Page and application data records:
******************************
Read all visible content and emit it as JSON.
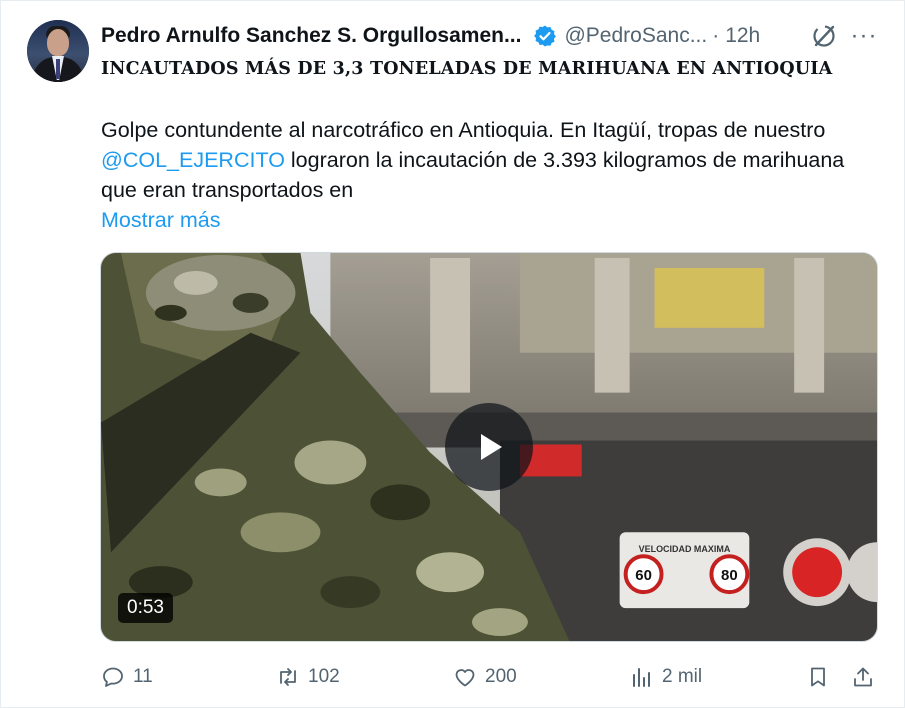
{
  "tweet": {
    "author_name": "Pedro Arnulfo Sanchez S. Orgullosamen...",
    "handle": "@PedroSanc...",
    "separator": "·",
    "time": "12h",
    "headline": "INCAUTADOS MÁS DE 3,3 TONELADAS DE MARIHUANA EN ANTIOQUIA",
    "body_part1": "Golpe contundente al narcotráfico en Antioquia. En Itagüí, tropas de nuestro ",
    "mention": "@COL_EJERCITO",
    "body_part2": " lograron la incautación de 3.393 kilogramos de marihuana que eran transportados en",
    "show_more": "Mostrar más",
    "more_menu": "···"
  },
  "media": {
    "duration": "0:53",
    "plate_text": "VELOCIDAD MAXIMA",
    "speed_1": "60",
    "speed_2": "80"
  },
  "actions": {
    "replies": "11",
    "reposts": "102",
    "likes": "200",
    "views": "2 mil"
  },
  "icons": {
    "verified": "verified-badge-icon",
    "grok": "grok-icon",
    "more": "more-icon",
    "reply": "reply-icon",
    "repost": "repost-icon",
    "like": "heart-icon",
    "views": "views-icon",
    "bookmark": "bookmark-icon",
    "share": "share-icon"
  },
  "colors": {
    "accent": "#1d9bf0",
    "muted": "#536471",
    "text": "#0f1419"
  }
}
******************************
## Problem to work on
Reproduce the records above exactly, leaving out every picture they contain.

## Expected answer
Read all visible content and emit it as JSON.
{
  "tweet": {
    "author_name": "Pedro Arnulfo Sanchez S. Orgullosamen...",
    "handle": "@PedroSanc...",
    "separator": "·",
    "time": "12h",
    "headline": "INCAUTADOS MÁS DE 3,3 TONELADAS DE MARIHUANA EN ANTIOQUIA",
    "body_part1": "Golpe contundente al narcotráfico en Antioquia. En Itagüí, tropas de nuestro ",
    "mention": "@COL_EJERCITO",
    "body_part2": " lograron la incautación de 3.393 kilogramos de marihuana que eran transportados en",
    "show_more": "Mostrar más",
    "more_menu": "···"
  },
  "media": {
    "duration": "0:53",
    "plate_text": "VELOCIDAD MAXIMA",
    "speed_1": "60",
    "speed_2": "80"
  },
  "actions": {
    "replies": "11",
    "reposts": "102",
    "likes": "200",
    "views": "2 mil"
  },
  "icons": {
    "verified": "verified-badge-icon",
    "grok": "grok-icon",
    "more": "more-icon",
    "reply": "reply-icon",
    "repost": "repost-icon",
    "like": "heart-icon",
    "views": "views-icon",
    "bookmark": "bookmark-icon",
    "share": "share-icon"
  },
  "colors": {
    "accent": "#1d9bf0",
    "muted": "#536471",
    "text": "#0f1419"
  }
}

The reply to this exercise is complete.